  19. I already posted this in page 4 of this thread. I think that this is proof enough that Miller began doing breakdowns in a different sheet from #185 on. This was published originally in The Comics Journal #72 and written by Kim Thompson. «Miller explained that he has already begun giving Klaus looser breakdowns to work from. Then, with #185, he will begin to give Janson thumbnail sketches to work with; » This was written at the same age that this happened. More specific, impossible.
  20. I think that this is the final proof that Miller started to do thumbs in a separate sheet in #185. Published in The Comics Journal #72 (May, 1982).
  21. The only clue I found in the interview is that Denny O'Neil was writing the DD title (see the scan), so this means DD #194 (May, 1983) onward. This leads to think that the interview still occurred in 1983, and he was still referring to 1982 when happened the switch to layouts in a different sheet. Miller says "a point in last year" and not "a year ago". At the time of the interview, Miller had Ronin #1 totally finished and he was inking #2. Ronin #1 had July 1983 as cover date, so it was distributed a couple of months ago. This means that the interview probably happened circa spring 1983.
  22. Russo, glad to help, although the merit should go to Mitch, who was Klaus' art dealer and held the art in his hands and he gave key info. About the subject, I found a related comment in an interview to Miller published in the defunct mag Comics Feature #25, dated 1983 (first column at the bottom). Although the credits cites no particular month, I can deduce that the mag is dated Set-Oct. The only clue is "a point in last year". This means 1982. DD #185 has cover date of Aug, 1982, so this means that it hit the newstands circa June, and it was finished by the authors circa Apr-May, so this would fit the statement. But DD # 179 wouldn't, since it has cover date of Feb, 1982, which means that it was distributed at the end of 1981 and finished circa Oct-Nov of 1981. Anyway, credits of the comics are quite clear and the letter section posted at the beginning of this thread from DD #188 confirm that the change happened in #185. I think that you can be easy about your fantastic page of DD #182 (congrats, btw!)
  23. Thanks for the support. It's never easy to disagree with top auction houses or top art dealers in a hobby like this one, when you can get accused of hidden agendas or something worse by pets. It's a pleasure to deal with people that can agree or disagree in a reasonably way. About Janson, he already was wrong when he stated that Miller never worked on Craftint, as seen in this thread: http://boards.collectors-society.com/ubbthreads.php?ubb=showflat&Number=5118982&fpart=1 So I prefer to believe what Janson told in the mag Back Issue #21: -DD 158-172: Miller full pencils. -DD 173-184: Layouts by Miller directly on the board. -DD 185-190: Layouts by Miller in different sheet. -DD 191: Miller pencils on the board, Terry Austin inks. Exceptions: The Drug issues and fill ins. All the covers were penciled by Miller directly on the board according Mitch.
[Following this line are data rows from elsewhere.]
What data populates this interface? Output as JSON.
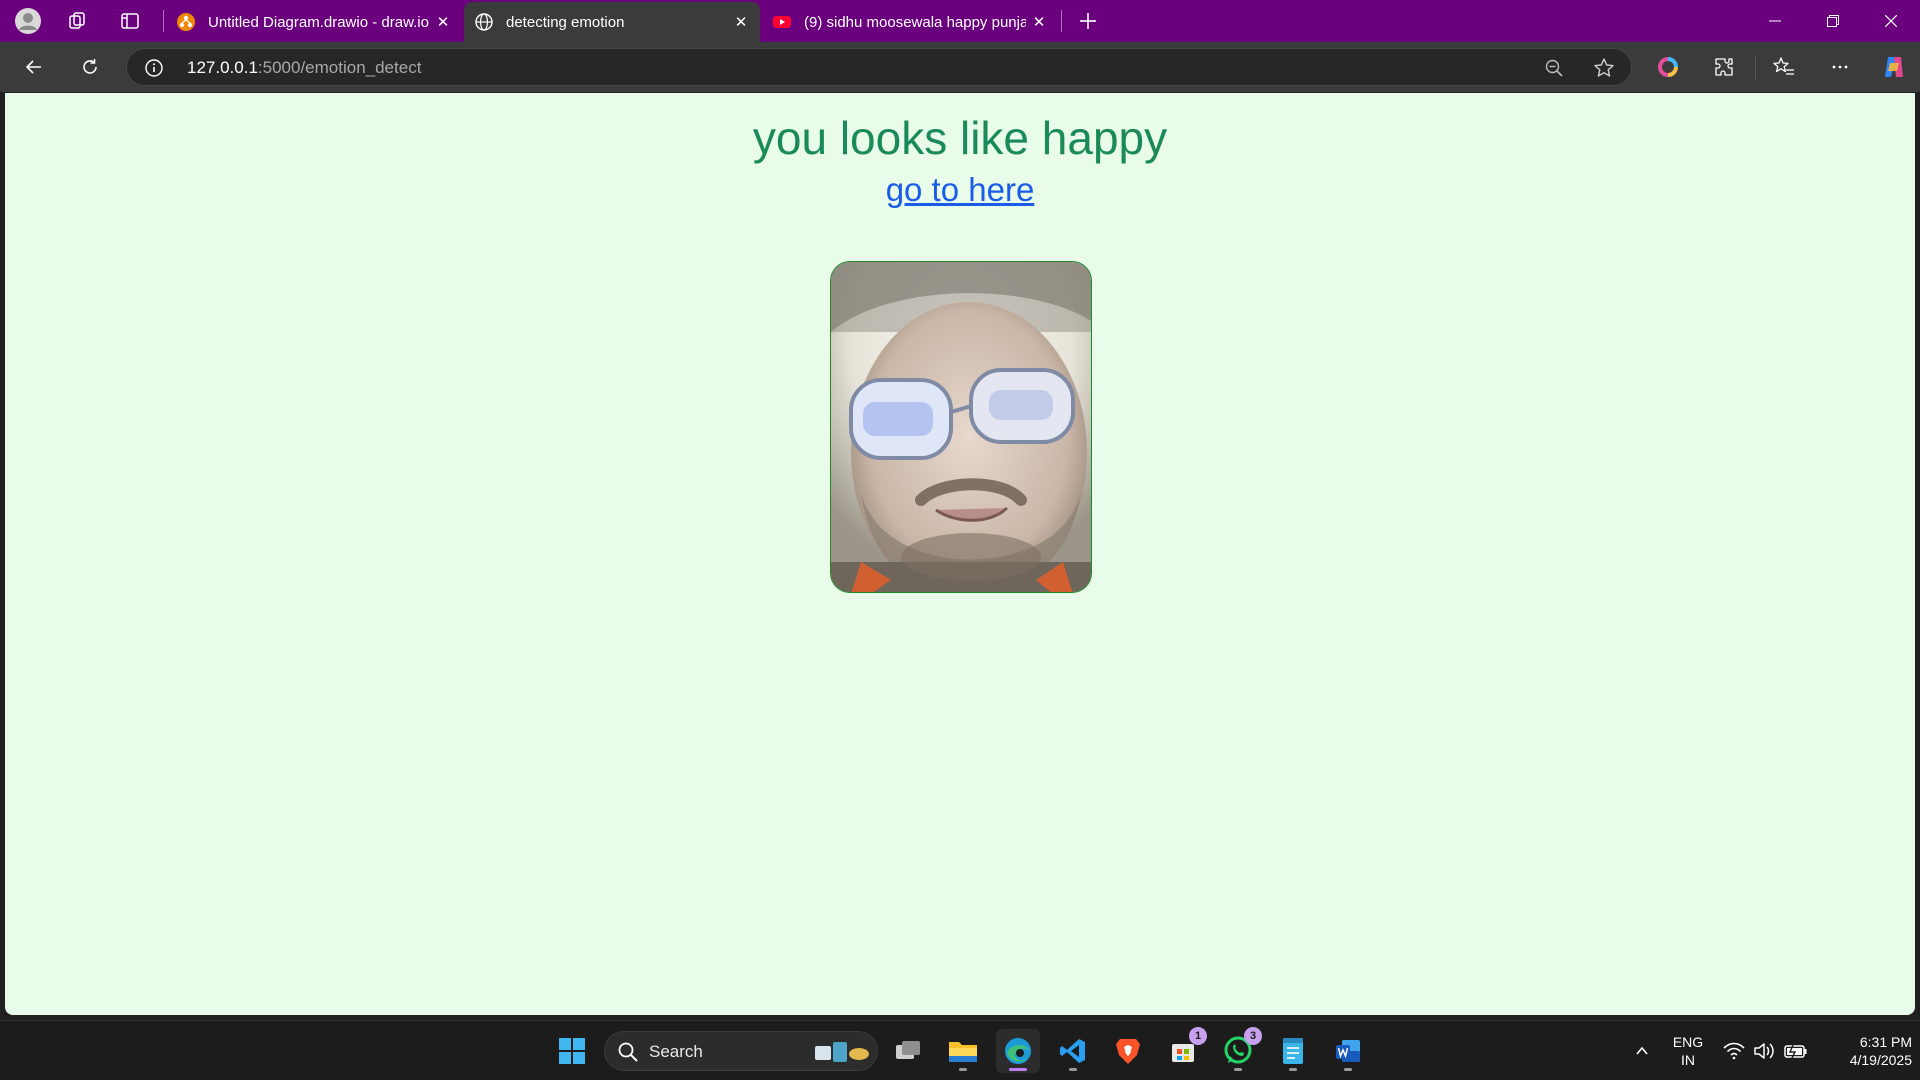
{
  "tabs": [
    {
      "title": "Untitled Diagram.drawio - draw.io",
      "icon": "drawio-icon"
    },
    {
      "title": "detecting emotion",
      "icon": "globe-icon"
    },
    {
      "title": "(9) sidhu moosewala happy punjabi",
      "icon": "youtube-icon"
    }
  ],
  "toolbar": {
    "url_host": "127.0.0.1",
    "url_path": ":5000/emotion_detect"
  },
  "page": {
    "heading": "you looks like happy",
    "link_text": "go to here",
    "photo_alt": "captured face image"
  },
  "taskbar": {
    "search_label": "Search",
    "store_badge": "1",
    "whatsapp_badge": "3",
    "lang_line1": "ENG",
    "lang_line2": "IN",
    "time": "6:31 PM",
    "date": "4/19/2025"
  },
  "colors": {
    "tabstrip": "#6b007f",
    "page_background": "#e9fce9",
    "heading": "#1b8a5a",
    "link": "#1a5ce8"
  }
}
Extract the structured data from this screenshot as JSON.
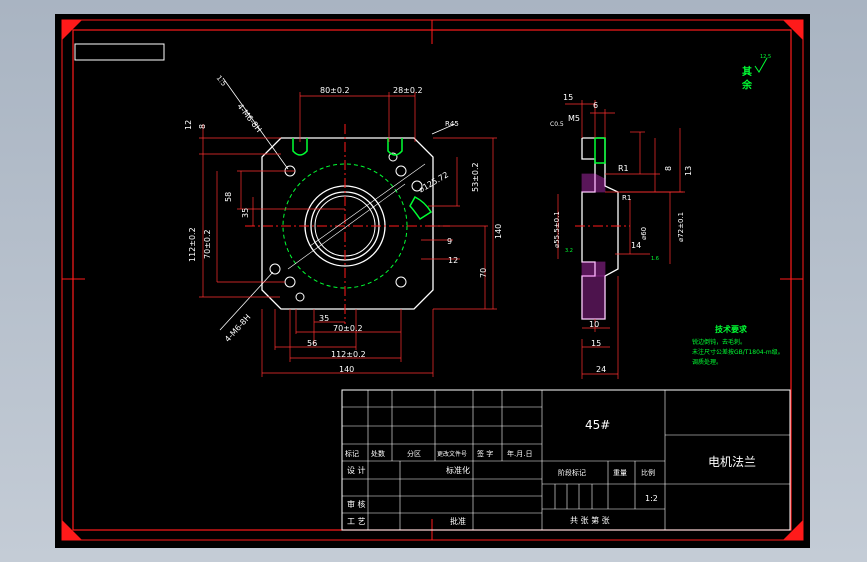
{
  "title_block": {
    "material": "45#",
    "part_name": "电机法兰",
    "header_labels": [
      "标记",
      "处数",
      "分区",
      "更改文件号",
      "签 字",
      "年.月.日"
    ],
    "design": "设 计",
    "standardize": "标准化",
    "stage_mark": "阶段标记",
    "weight": "重量",
    "scale_label": "比例",
    "scale_value": "1:2",
    "review": "审 核",
    "process": "工 艺",
    "approve": "批准",
    "sheets": "共  张 第  张"
  },
  "notes": {
    "title": "技术要求",
    "lines": [
      "锐边倒钝，去毛刺。",
      "未注尺寸公差按GB/T1804-m级。",
      "调质处理。"
    ]
  },
  "roughness_rest": "其 余",
  "roughness_value": "12.5",
  "front_dims": {
    "d80": "80±0.2",
    "d28": "28±0.2",
    "d12": "12",
    "d8": "8",
    "d58": "58",
    "d35v": "35",
    "d112v": "112±0.2",
    "d70v": "70±0.2",
    "dia125": "⌀125.72",
    "d53": "53±0.2",
    "d140v": "140",
    "d9": "9",
    "d12b": "12",
    "d70r": "70",
    "d35h": "35",
    "d70h": "70±0.2",
    "d56": "56",
    "d112h": "112±0.2",
    "d140h": "140",
    "holes1": "4-M6-8H",
    "holes2": "4-M6-8H",
    "hole_label": "1:5",
    "r45": "R45"
  },
  "side_dims": {
    "d15": "15",
    "d6": "6",
    "m5": "M5",
    "chamfer": "C0.5",
    "r1": "R1",
    "d8": "8",
    "d13": "13",
    "dia55": "⌀55.5±0.1",
    "dia60": "⌀60",
    "dia72": "⌀72±0.1",
    "d14": "14",
    "d10": "10",
    "d15b": "15",
    "d24": "24",
    "ra1": "3.2",
    "ra2": "1.6",
    "ra3": "R1"
  }
}
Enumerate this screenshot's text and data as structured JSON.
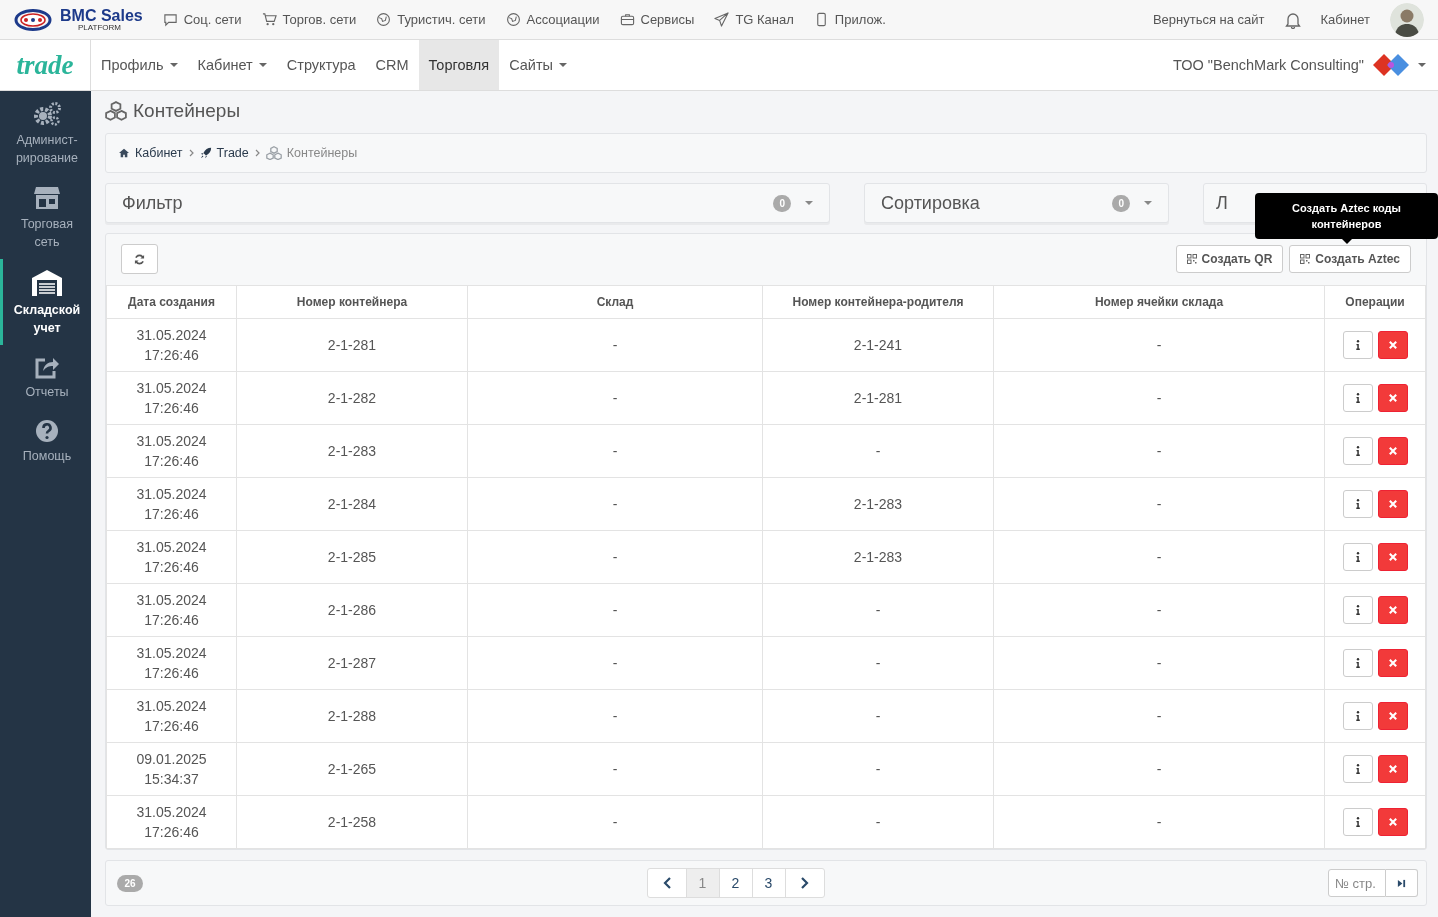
{
  "topbar": {
    "brand": "BMC Sales",
    "brand_sub": "PLATFORM",
    "links": [
      {
        "label": "Соц. сети",
        "kind": "chat"
      },
      {
        "label": "Торгов. сети",
        "kind": "cart"
      },
      {
        "label": "Туристич. сети",
        "kind": "globe"
      },
      {
        "label": "Ассоциации",
        "kind": "globe"
      },
      {
        "label": "Сервисы",
        "kind": "briefcase"
      },
      {
        "label": "TG Канал",
        "kind": "send"
      },
      {
        "label": "Прилож.",
        "kind": "phone"
      }
    ],
    "back_link": "Вернуться на сайт",
    "cabinet": "Кабинет"
  },
  "nav": {
    "logo": "trade",
    "items": [
      {
        "label": "Профиль",
        "dropdown": true,
        "selected": false
      },
      {
        "label": "Кабинет",
        "dropdown": true,
        "selected": false
      },
      {
        "label": "Структура",
        "dropdown": false,
        "selected": false
      },
      {
        "label": "CRM",
        "dropdown": false,
        "selected": false
      },
      {
        "label": "Торговля",
        "dropdown": false,
        "selected": true
      },
      {
        "label": "Сайты",
        "dropdown": true,
        "selected": false
      }
    ],
    "company": "ТОО \"BenchMark Consulting\""
  },
  "sidebar": {
    "items": [
      {
        "label": "Админист-рирование",
        "kind": "gears",
        "selected": false
      },
      {
        "label": "Торговая сеть",
        "kind": "store",
        "selected": false
      },
      {
        "label": "Складской учет",
        "kind": "warehouse",
        "selected": true
      },
      {
        "label": "Отчеты",
        "kind": "share",
        "selected": false
      },
      {
        "label": "Помощь",
        "kind": "help",
        "selected": false
      }
    ]
  },
  "page_title": "Контейнеры",
  "breadcrumbs": [
    {
      "label": "Кабинет",
      "kind": "home",
      "current": false
    },
    {
      "label": "Trade",
      "kind": "rocket",
      "current": false
    },
    {
      "label": "Контейнеры",
      "kind": "cubes",
      "current": true
    }
  ],
  "panels": [
    {
      "label": "Фильтр",
      "count": "0"
    },
    {
      "label": "Сортировка",
      "count": "0"
    }
  ],
  "third_panel_label": "Л",
  "toolbar": {
    "buttons": [
      "Создать QR",
      "Создать Aztec"
    ],
    "tooltip": "Создать Aztec коды контейнеров"
  },
  "table": {
    "columns": [
      "Дата создания",
      "Номер контейнера",
      "Склад",
      "Номер контейнера-родителя",
      "Номер ячейки склада",
      "Операции"
    ],
    "rows": [
      {
        "created": "31.05.2024 17:26:46",
        "number": "2-1-281",
        "warehouse": "-",
        "parent": "2-1-241",
        "cell": "-"
      },
      {
        "created": "31.05.2024 17:26:46",
        "number": "2-1-282",
        "warehouse": "-",
        "parent": "2-1-281",
        "cell": "-"
      },
      {
        "created": "31.05.2024 17:26:46",
        "number": "2-1-283",
        "warehouse": "-",
        "parent": "-",
        "cell": "-"
      },
      {
        "created": "31.05.2024 17:26:46",
        "number": "2-1-284",
        "warehouse": "-",
        "parent": "2-1-283",
        "cell": "-"
      },
      {
        "created": "31.05.2024 17:26:46",
        "number": "2-1-285",
        "warehouse": "-",
        "parent": "2-1-283",
        "cell": "-"
      },
      {
        "created": "31.05.2024 17:26:46",
        "number": "2-1-286",
        "warehouse": "-",
        "parent": "-",
        "cell": "-"
      },
      {
        "created": "31.05.2024 17:26:46",
        "number": "2-1-287",
        "warehouse": "-",
        "parent": "-",
        "cell": "-"
      },
      {
        "created": "31.05.2024 17:26:46",
        "number": "2-1-288",
        "warehouse": "-",
        "parent": "-",
        "cell": "-"
      },
      {
        "created": "09.01.2025 15:34:37",
        "number": "2-1-265",
        "warehouse": "-",
        "parent": "-",
        "cell": "-"
      },
      {
        "created": "31.05.2024 17:26:46",
        "number": "2-1-258",
        "warehouse": "-",
        "parent": "-",
        "cell": "-"
      }
    ]
  },
  "footer": {
    "total": "26",
    "pages": [
      {
        "label": "1",
        "selected": true
      },
      {
        "label": "2",
        "selected": false
      },
      {
        "label": "3",
        "selected": false
      }
    ],
    "page_input_placeholder": "№ стр."
  }
}
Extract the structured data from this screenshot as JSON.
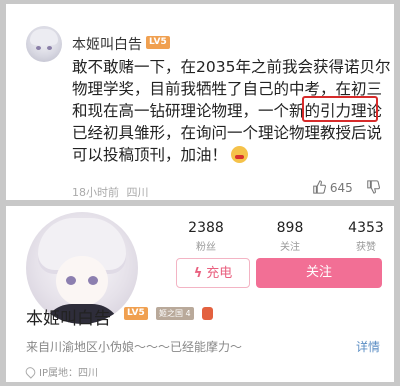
{
  "comment": {
    "username": "本姬叫白告",
    "level": "LV5",
    "lines": [
      "敢不敢赌一下，在2035年之前我会获得诺贝尔",
      "物理学奖，目前我牺牲了自己的中考，在初三",
      "和现在高一钻研理论物理，一个新的引力理论",
      "已经初具雏形，在询问一个理论物理教授后说",
      "可以投稿顶刊，加油！"
    ],
    "time": "18小时前",
    "location": "四川",
    "like_count": "645"
  },
  "profile": {
    "stats": [
      {
        "value": "2388",
        "label": "粉丝"
      },
      {
        "value": "898",
        "label": "关注"
      },
      {
        "value": "4353",
        "label": "获赞"
      }
    ],
    "charge_label": "充电",
    "follow_label": "关注",
    "username": "本姬叫白告",
    "level": "LV5",
    "fan_badge": "姬之国 4",
    "bio": "来自川渝地区小伪娘～～～已经能摩力～",
    "detail_label": "详情",
    "ip_label": "IP属地：四川"
  },
  "colors": {
    "accent_pink": "#f26f95",
    "highlight_red": "#d62b2b",
    "level_orange": "#f0a050"
  }
}
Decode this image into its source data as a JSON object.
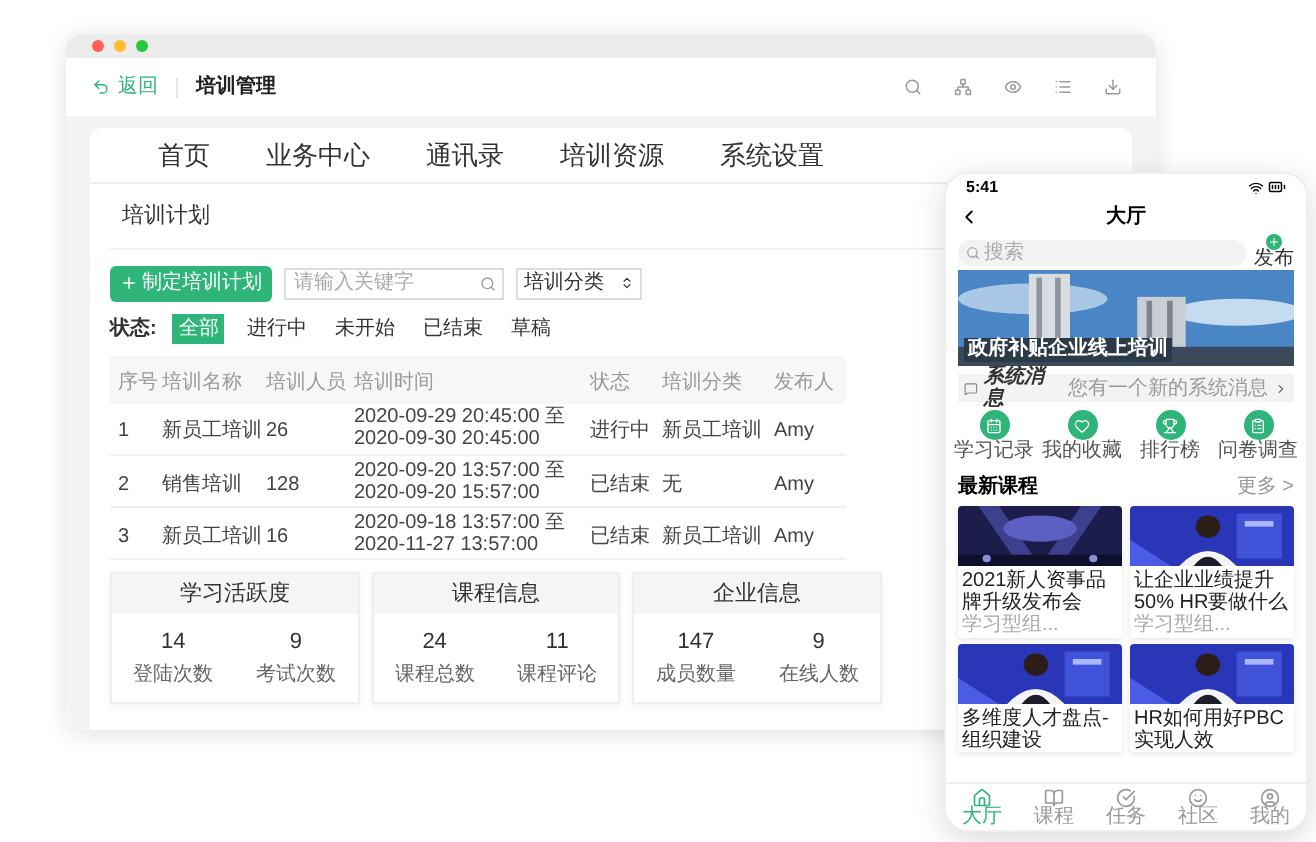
{
  "window": {
    "back": "返回",
    "title": "培训管理"
  },
  "nav_tabs": [
    "首页",
    "业务中心",
    "通讯录",
    "培训资源",
    "系统设置"
  ],
  "page_title": "培训计划",
  "toolbar": {
    "create_button": "制定培训计划",
    "search": {
      "placeholder": "请输入关键字"
    },
    "category_select": "培训分类"
  },
  "status_filter": {
    "label": "状态:",
    "options": [
      {
        "label": "全部",
        "selected": true
      },
      {
        "label": "进行中",
        "selected": false
      },
      {
        "label": "未开始",
        "selected": false
      },
      {
        "label": "已结束",
        "selected": false
      },
      {
        "label": "草稿",
        "selected": false
      }
    ]
  },
  "table": {
    "columns": [
      "序号",
      "培训名称",
      "培训人员",
      "培训时间",
      "状态",
      "培训分类",
      "发布人"
    ],
    "rows": [
      [
        "1",
        "新员工培训",
        "26",
        "2020-09-29 20:45:00 至 2020-09-30 20:45:00",
        "进行中",
        "新员工培训",
        "Amy"
      ],
      [
        "2",
        "销售培训",
        "128",
        "2020-09-20 13:57:00 至 2020-09-20 15:57:00",
        "已结束",
        "无",
        "Amy"
      ],
      [
        "3",
        "新员工培训",
        "16",
        "2020-09-18 13:57:00 至 2020-11-27 13:57:00",
        "已结束",
        "新员工培训",
        "Amy"
      ]
    ]
  },
  "stats": [
    {
      "title": "学习活跃度",
      "items": [
        {
          "value": "14",
          "label": "登陆次数"
        },
        {
          "value": "9",
          "label": "考试次数"
        }
      ]
    },
    {
      "title": "课程信息",
      "items": [
        {
          "value": "24",
          "label": "课程总数"
        },
        {
          "value": "11",
          "label": "课程评论"
        }
      ]
    },
    {
      "title": "企业信息",
      "items": [
        {
          "value": "147",
          "label": "成员数量"
        },
        {
          "value": "9",
          "label": "在线人数"
        }
      ]
    }
  ],
  "phone": {
    "time": "5:41",
    "title": "大厅",
    "search": {
      "placeholder": "搜索"
    },
    "publish": "发布",
    "banner": {
      "caption": "政府补贴企业线上培训"
    },
    "notice": {
      "title": "系统消息",
      "text": "您有一个新的系统消息"
    },
    "shortcuts": [
      {
        "kind": "calendar",
        "label": "学习记录"
      },
      {
        "kind": "heart",
        "label": "我的收藏"
      },
      {
        "kind": "trophy",
        "label": "排行榜"
      },
      {
        "kind": "survey",
        "label": "问卷调查"
      }
    ],
    "section": {
      "title": "最新课程",
      "more": "更多 >"
    },
    "courses": [
      {
        "kind": "stage",
        "title": "2021新人资事品牌升级发布会",
        "subtitle": "学习型组..."
      },
      {
        "kind": "speaker",
        "title": "让企业业绩提升50% HR要做什么",
        "subtitle": "学习型组..."
      },
      {
        "kind": "speaker",
        "title": "多维度人才盘点-组织建设"
      },
      {
        "kind": "speaker",
        "title": "HR如何用好PBC实现人效"
      }
    ],
    "tab_bar": [
      {
        "kind": "home",
        "label": "大厅",
        "selected": true
      },
      {
        "kind": "course",
        "label": "课程",
        "selected": false
      },
      {
        "kind": "task",
        "label": "任务",
        "selected": false
      },
      {
        "kind": "community",
        "label": "社区",
        "selected": false
      },
      {
        "kind": "me",
        "label": "我的",
        "selected": false
      }
    ]
  }
}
  24. I disagree. A newby could be confused since you don't say clearly that these layouts were drawn in a separate sheet. I think that you're playing with words. My 2ç.
  25. I never understood why auction houses like Heritage or CLink risk to damage their reputation with misleading descriptions like that ones. Imho, credibility for big companies like them should be more important than a few thousand of dollars, which is nothing compared with their volume of income.